From the records below, copy the lines that include "JSON".

━━━━

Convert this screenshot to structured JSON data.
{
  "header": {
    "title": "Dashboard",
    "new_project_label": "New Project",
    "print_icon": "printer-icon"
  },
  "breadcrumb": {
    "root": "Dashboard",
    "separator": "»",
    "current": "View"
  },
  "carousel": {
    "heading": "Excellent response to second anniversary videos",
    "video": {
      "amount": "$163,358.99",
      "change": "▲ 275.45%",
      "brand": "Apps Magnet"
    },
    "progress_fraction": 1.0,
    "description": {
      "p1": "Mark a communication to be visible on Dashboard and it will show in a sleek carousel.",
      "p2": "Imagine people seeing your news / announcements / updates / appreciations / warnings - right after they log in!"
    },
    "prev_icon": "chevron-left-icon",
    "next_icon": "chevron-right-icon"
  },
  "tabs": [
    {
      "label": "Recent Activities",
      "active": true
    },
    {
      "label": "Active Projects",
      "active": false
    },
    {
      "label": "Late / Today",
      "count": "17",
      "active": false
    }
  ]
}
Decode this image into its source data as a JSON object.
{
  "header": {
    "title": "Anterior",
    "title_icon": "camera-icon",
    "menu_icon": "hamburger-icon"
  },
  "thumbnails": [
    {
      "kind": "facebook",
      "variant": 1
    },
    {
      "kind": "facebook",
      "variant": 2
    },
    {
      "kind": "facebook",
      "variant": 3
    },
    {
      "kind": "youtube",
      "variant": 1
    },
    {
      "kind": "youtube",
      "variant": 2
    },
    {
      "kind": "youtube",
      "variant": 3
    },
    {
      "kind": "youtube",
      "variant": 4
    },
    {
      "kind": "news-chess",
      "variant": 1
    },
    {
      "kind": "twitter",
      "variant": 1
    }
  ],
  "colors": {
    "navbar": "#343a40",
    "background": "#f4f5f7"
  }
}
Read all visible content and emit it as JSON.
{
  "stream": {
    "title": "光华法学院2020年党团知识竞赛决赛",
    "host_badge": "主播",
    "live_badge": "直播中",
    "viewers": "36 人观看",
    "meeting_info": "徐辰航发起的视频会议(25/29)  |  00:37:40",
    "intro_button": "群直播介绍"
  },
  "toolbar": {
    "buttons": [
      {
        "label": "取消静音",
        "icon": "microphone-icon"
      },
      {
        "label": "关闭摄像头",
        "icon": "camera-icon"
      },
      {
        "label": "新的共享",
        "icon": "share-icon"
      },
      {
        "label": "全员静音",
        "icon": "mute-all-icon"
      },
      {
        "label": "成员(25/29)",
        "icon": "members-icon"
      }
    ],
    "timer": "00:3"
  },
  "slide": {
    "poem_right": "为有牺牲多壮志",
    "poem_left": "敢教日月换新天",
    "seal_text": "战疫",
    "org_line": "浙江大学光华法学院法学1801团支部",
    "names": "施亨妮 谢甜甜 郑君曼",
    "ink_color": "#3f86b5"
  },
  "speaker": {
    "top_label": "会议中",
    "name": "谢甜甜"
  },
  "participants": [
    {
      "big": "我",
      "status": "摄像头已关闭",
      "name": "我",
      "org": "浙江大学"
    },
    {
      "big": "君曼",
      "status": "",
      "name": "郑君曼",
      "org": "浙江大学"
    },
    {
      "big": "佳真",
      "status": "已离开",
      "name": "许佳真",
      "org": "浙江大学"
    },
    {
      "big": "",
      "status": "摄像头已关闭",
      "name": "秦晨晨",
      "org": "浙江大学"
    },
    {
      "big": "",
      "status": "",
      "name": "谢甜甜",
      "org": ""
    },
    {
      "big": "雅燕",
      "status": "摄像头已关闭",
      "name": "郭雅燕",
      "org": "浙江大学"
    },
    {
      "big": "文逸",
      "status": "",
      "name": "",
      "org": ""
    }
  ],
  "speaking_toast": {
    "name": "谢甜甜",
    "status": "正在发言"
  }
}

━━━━

Result for this exercise
Convert this screenshot to structured JSON data.
Decode this image into its source data as a JSON object.
Read all visible content and emit it as JSON.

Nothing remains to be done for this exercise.